a. Observation: The character, location and demographics of the community dictate the level of law enforcement needs. In our review of the Dexter Police Department it became apparent that the need to maintain a relatively robust law enforcement agency was driven by both economic and geographical considerations. Even with a declining population the Department remains relatively heavily tasked when comparing operational statistics with previous years. During the review process the Committee was strongly influenced by public concern about the future of Dexter's Police Department and the overwhelming sentiment that no reductions in services should be undertaken. In the current economic environment the Committee fully recognized the cost burden associated with maintaining public safety agencies, but we also concluded that the retention of such service is vital to the future growth and welfare of the community.
6. Other Comments:
b. Recommendation: The Dexter Police Department is adequately manned and funded to support the current needs of the community, however any substantial additions in the levels of responsibility should be supported with increases inmanning and funding. The recommendation to seriously consider expansion of the Department to include a full-time law enforcement presence in the local school system is valid.
The primary task of the Committee was to determine if Dexter's Public Safety organizations were structured, manned, and funded to meet the needs of the community. However, during the review process several issues regarding personnel training and compliance standards were raised.
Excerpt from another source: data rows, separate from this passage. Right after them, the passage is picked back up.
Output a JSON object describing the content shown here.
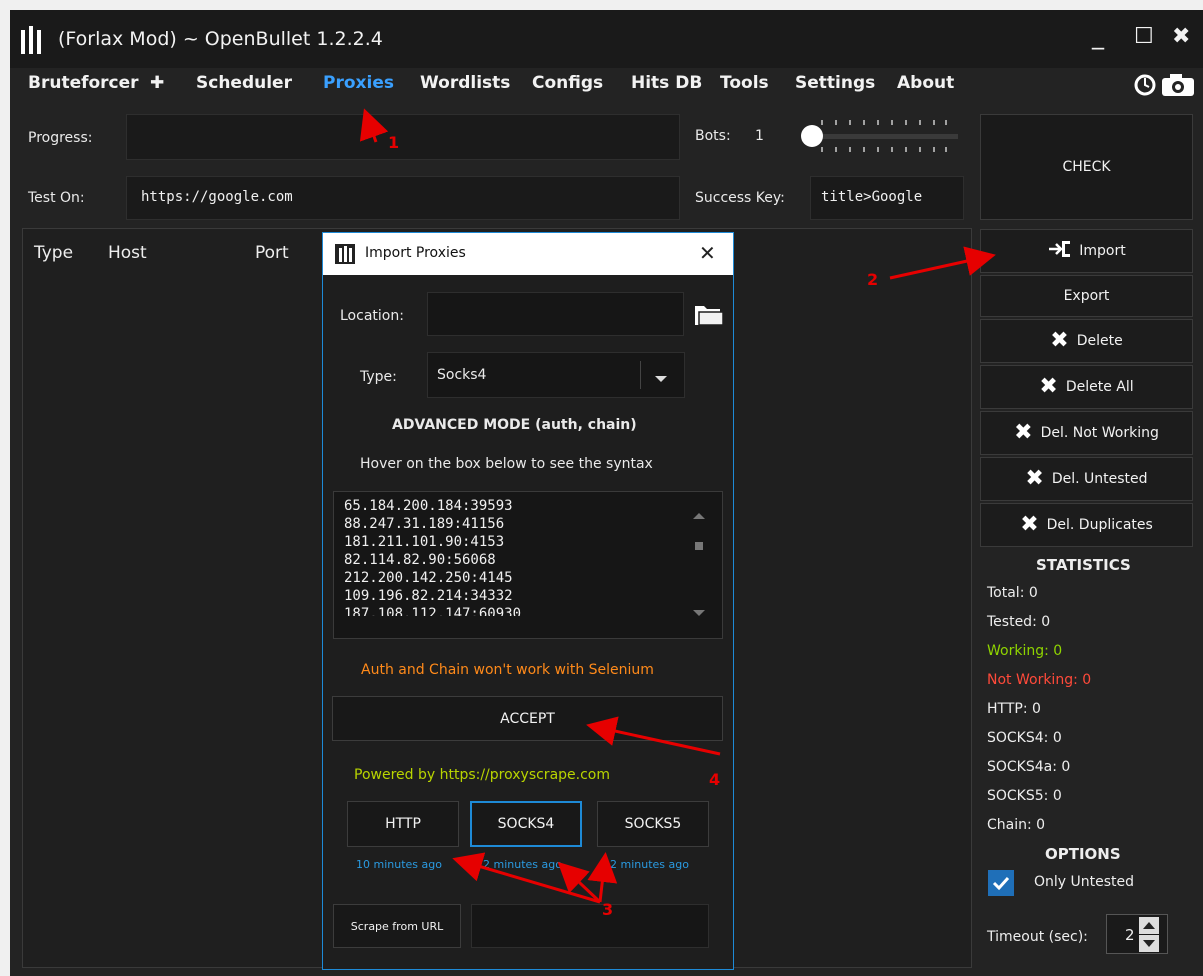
{
  "window": {
    "title": "(Forlax Mod) ~ OpenBullet 1.2.2.4",
    "minimize": "_",
    "maximize": "☐",
    "close": "✖"
  },
  "menu": {
    "items": [
      "Bruteforcer",
      "Scheduler",
      "Proxies",
      "Wordlists",
      "Configs",
      "Hits DB",
      "Tools",
      "Settings",
      "About"
    ],
    "plus": "✚",
    "active": "Proxies",
    "active_color": "#3aa0ff"
  },
  "top_panel": {
    "progress_label": "Progress:",
    "bots_label": "Bots:",
    "bots_value": "1",
    "test_on_label": "Test On:",
    "test_on_value": "https://google.com",
    "success_key_label": "Success Key:",
    "success_key_value": "title>Google",
    "check_button": "CHECK"
  },
  "table": {
    "columns": [
      "Type",
      "Host",
      "Port"
    ]
  },
  "side_buttons": {
    "import": "Import",
    "export": "Export",
    "delete": "Delete",
    "delete_all": "Delete All",
    "del_not_working": "Del. Not Working",
    "del_untested": "Del. Untested",
    "del_duplicates": "Del. Duplicates"
  },
  "statistics": {
    "title": "STATISTICS",
    "total": "Total:  0",
    "tested": "Tested:  0",
    "working": "Working:  0",
    "not_working": "Not Working:  0",
    "http": "HTTP:  0",
    "socks4": "SOCKS4:  0",
    "socks4a": "SOCKS4a:  0",
    "socks5": "SOCKS5:  0",
    "chain": "Chain:  0",
    "working_color": "#8fd400",
    "not_working_color": "#ff4a3a"
  },
  "options": {
    "title": "OPTIONS",
    "only_untested": "Only Untested",
    "only_untested_checked": true,
    "timeout_label": "Timeout (sec):",
    "timeout_value": "2"
  },
  "dialog": {
    "title": "Import Proxies",
    "close": "✕",
    "location_label": "Location:",
    "location_value": "",
    "type_label": "Type:",
    "type_value": "Socks4",
    "advanced": "ADVANCED MODE (auth, chain)",
    "hover_hint": "Hover on the box below to see the syntax",
    "proxies": [
      "65.184.200.184:39593",
      "88.247.31.189:41156",
      "181.211.101.90:4153",
      "82.114.82.90:56068",
      "212.200.142.250:4145",
      "109.196.82.214:34332",
      "187.108.112.147:60930"
    ],
    "warning": "Auth and Chain won't work with Selenium",
    "warning_color": "#ff8a1a",
    "accept": "ACCEPT",
    "powered_by": "Powered by  https://proxyscrape.com",
    "powered_color": "#b8d400",
    "source_buttons": [
      "HTTP",
      "SOCKS4",
      "SOCKS5"
    ],
    "times": [
      "10 minutes ago",
      "2 minutes ago",
      "2 minutes ago"
    ],
    "time_color": "#2a9ae0",
    "scrape_button": "Scrape from URL",
    "scrape_url": ""
  },
  "annotations": {
    "n1": "1",
    "n2": "2",
    "n3": "3",
    "n4": "4",
    "color": "#e60000"
  }
}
In regard to the Police Department several issues surfaced regarding compliance with federal and state training standards and development of adequate plans to deal with the handling of bio-hazards. As a result of concerns raised by one or more Committee members regarding adequate training for both full-time and Reserve officers, it is recommended that the Police Chief insure that action is undertaken to develop, standardize, and implement training plans, and policies to support and document the standards set forth in Title 25, MRSA Section 2803-B.
The Dexter Police Department is providing an effective level of support to the community. Manning levels and organizational structure are consistent with the level of need and scope of responsibility currently placed on the Department. Personnel retention and morale are issues that need to be addressed by the municipal leadership. It is the consensus of the Committee that any reduction in manning, equipment, or funding for the Department would not be in the best interests of the community.